Mastering is the last stage of production. Produced according to the rules of the art. With good mastering, you can optimize your mixes and highlight your productions to the maximum.
The most common example is the misuse of a limiter to reduce dynamics in order to achieve the highest volume possible. This often results in a loss of relief with the major consequence of a lack of punch from the drums and percussion as well as an imbalance in the general balance of the mix.
Respect for the mix
Here, the ultimate goal is not to distort the production, quite the opposite! It’s about respecting the mixing work as much as possible and getting the most out of it. By entrusting your masters to a studio, you have the possibility of having a neutral listening, a new fresh perspective in an acoustic environment different from yours, allowing you to make corrections in order to re-balance the sound spectrum.
This is an important step not to be overlooked, it represents in a way the layer of varnish intended to make your productions shine.

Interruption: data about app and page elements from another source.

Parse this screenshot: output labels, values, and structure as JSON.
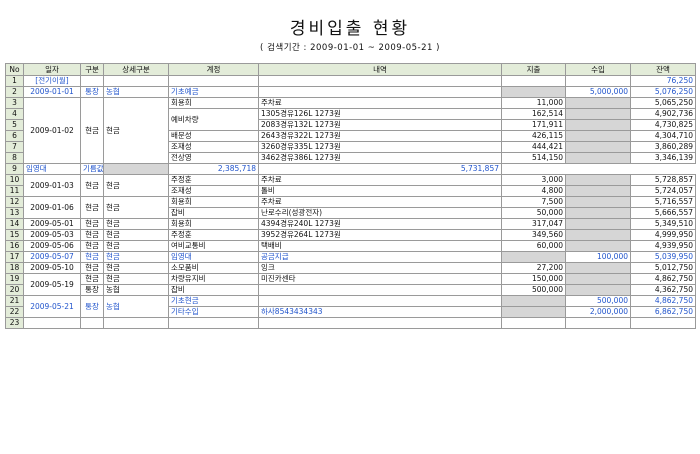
{
  "title": "경비입출 현황",
  "subtitle": "( 검색기간 : 2009-01-01 ~ 2009-05-21 )",
  "columns": [
    "No",
    "일자",
    "구분",
    "상세구분",
    "계정",
    "내역",
    "지출",
    "수입",
    "잔액"
  ],
  "rows": [
    {
      "no": "1",
      "date": "[전기이월]",
      "div": "",
      "detail": "",
      "account": "",
      "desc": "",
      "exp": "",
      "inc": "",
      "bal": "76,250",
      "blue": true
    },
    {
      "no": "2",
      "date": "2009-01-01",
      "div": "통장",
      "detail": "농협",
      "account": "기초예금",
      "desc": "",
      "exp": "",
      "inc": "5,000,000",
      "bal": "5,076,250",
      "blue": true
    },
    {
      "no": "3",
      "date": "",
      "div": "",
      "detail": "",
      "account": "회용희",
      "desc": "주차료",
      "exp": "11,000",
      "inc": "",
      "bal": "5,065,250",
      "blue": false
    },
    {
      "no": "4",
      "date": "",
      "div": "",
      "detail": "",
      "account": "",
      "desc": "1305경유126L 1273원",
      "exp": "162,514",
      "inc": "",
      "bal": "4,902,736",
      "blue": false
    },
    {
      "no": "5",
      "date": "",
      "div": "",
      "detail": "",
      "account": "",
      "desc": "2083경유132L 1273원",
      "exp": "171,911",
      "inc": "",
      "bal": "4,730,825",
      "blue": false
    },
    {
      "no": "6",
      "date": "",
      "div": "",
      "detail": "",
      "account": "배문성",
      "desc": "2643경유322L 1273원",
      "exp": "426,115",
      "inc": "",
      "bal": "4,304,710",
      "blue": false
    },
    {
      "no": "7",
      "date": "",
      "div": "",
      "detail": "",
      "account": "조재성",
      "desc": "3260경유335L 1273원",
      "exp": "444,421",
      "inc": "",
      "bal": "3,860,289",
      "blue": false
    },
    {
      "no": "8",
      "date": "",
      "div": "",
      "detail": "",
      "account": "전상영",
      "desc": "3462경유386L 1273원",
      "exp": "514,150",
      "inc": "",
      "bal": "3,346,139",
      "blue": false
    },
    {
      "no": "9",
      "date": "",
      "div": "",
      "detail": "",
      "account": "임영대",
      "desc": "기름값지급",
      "exp": "",
      "inc": "2,385,718",
      "bal": "5,731,857",
      "blue": true
    },
    {
      "no": "10",
      "date": "",
      "div": "",
      "detail": "",
      "account": "주정훈",
      "desc": "주차료",
      "exp": "3,000",
      "inc": "",
      "bal": "5,728,857",
      "blue": false
    },
    {
      "no": "11",
      "date": "",
      "div": "",
      "detail": "",
      "account": "조재성",
      "desc": "톨비",
      "exp": "4,800",
      "inc": "",
      "bal": "5,724,057",
      "blue": false
    },
    {
      "no": "12",
      "date": "",
      "div": "",
      "detail": "",
      "account": "회용희",
      "desc": "주차료",
      "exp": "7,500",
      "inc": "",
      "bal": "5,716,557",
      "blue": false
    },
    {
      "no": "13",
      "date": "",
      "div": "",
      "detail": "",
      "account": "잡비",
      "desc": "난로수리(성광전자)",
      "exp": "50,000",
      "inc": "",
      "bal": "5,666,557",
      "blue": false
    },
    {
      "no": "14",
      "date": "2009-05-01",
      "div": "현금",
      "detail": "현금",
      "account": "회용희",
      "desc": "4394경유240L 1273원",
      "exp": "317,047",
      "inc": "",
      "bal": "5,349,510",
      "blue": false
    },
    {
      "no": "15",
      "date": "2009-05-03",
      "div": "현금",
      "detail": "현금",
      "account": "주정훈",
      "desc": "3952경유264L 1273원",
      "exp": "349,560",
      "inc": "",
      "bal": "4,999,950",
      "blue": false
    },
    {
      "no": "16",
      "date": "2009-05-06",
      "div": "현금",
      "detail": "현금",
      "account": "여비교통비",
      "desc": "택배비",
      "exp": "60,000",
      "inc": "",
      "bal": "4,939,950",
      "blue": false
    },
    {
      "no": "17",
      "date": "2009-05-07",
      "div": "현금",
      "detail": "현금",
      "account": "임영대",
      "desc": "공금지급",
      "exp": "",
      "inc": "100,000",
      "bal": "5,039,950",
      "blue": true
    },
    {
      "no": "18",
      "date": "2009-05-10",
      "div": "현금",
      "detail": "현금",
      "account": "소모품비",
      "desc": "잉크",
      "exp": "27,200",
      "inc": "",
      "bal": "5,012,750",
      "blue": false
    },
    {
      "no": "19",
      "date": "",
      "div": "현금",
      "detail": "현금",
      "account": "차량유지비",
      "desc": "미진카센타",
      "exp": "150,000",
      "inc": "",
      "bal": "4,862,750",
      "blue": false
    },
    {
      "no": "20",
      "date": "",
      "div": "통장",
      "detail": "농협",
      "account": "잡비",
      "desc": "",
      "exp": "500,000",
      "inc": "",
      "bal": "4,362,750",
      "blue": false
    },
    {
      "no": "21",
      "date": "",
      "div": "현금",
      "detail": "현금",
      "account": "기초현금",
      "desc": "",
      "exp": "",
      "inc": "500,000",
      "bal": "4,862,750",
      "blue": true
    },
    {
      "no": "22",
      "date": "",
      "div": "",
      "detail": "",
      "account": "기타수입",
      "desc": "하사8543434343",
      "exp": "",
      "inc": "2,000,000",
      "bal": "6,862,750",
      "blue": true
    },
    {
      "no": "23",
      "date": "",
      "div": "",
      "detail": "",
      "account": "",
      "desc": "",
      "exp": "",
      "inc": "",
      "bal": "",
      "blue": false
    }
  ],
  "merged": {
    "date_0102": "2009-01-02",
    "div_0102": "현금",
    "detail_0102": "현금",
    "account_r4_5": "예비차량",
    "date_0103": "2009-01-03",
    "div_0103": "현금",
    "detail_0103": "현금",
    "date_0106": "2009-01-06",
    "div_0106": "현금",
    "detail_0106": "현금",
    "date_0519": "2009-05-19",
    "date_0521": "2009-05-21",
    "div_0521": "통장",
    "detail_0521": "농협"
  }
}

A technical and artistic stage
In the past, mastering was a purely technical stage of preparation for pressing on vinyl or CD: indexing, homogenization of volumes from one title to another, setting up fades, etc. The artists then realized that some productions sounded better, louder, or had more cohesion than theirs.
It was then that mastering became an art form in its own right, part of the creative process of production. This is all the more true today with the famous “volume war”: everyone wants to get a master that sounds louder, clearer, wider, and punchier than the others. However, achieving this while preserving the integrity of the mix is indeed an art! It is therefore essential to understand the musical style well. Indeed, even if the technical part remains more or less similar, we probably won’t have the same aesthetic approach for a variety of tracks as for rock or metal.
Mastering is not a magic wand
It is also worth noting that mastering work has its limits. It does not in any way replace a quality mix. Certainly, He can make up for errors, but it is utopian to think that He can replace him, he completes him. On some mixes, the effect will be dramatic, on others more subtle. It all depends on the quality of the work done beforehand. When the production is excellent, the mastering will be finer.
In any case, the mastering step is essential and if you mix your music yourself in an environment that is not specially studied in terms of acoustics, avoid the mistake of mastering yourself because a second listening can optimize your productions more than you imagined!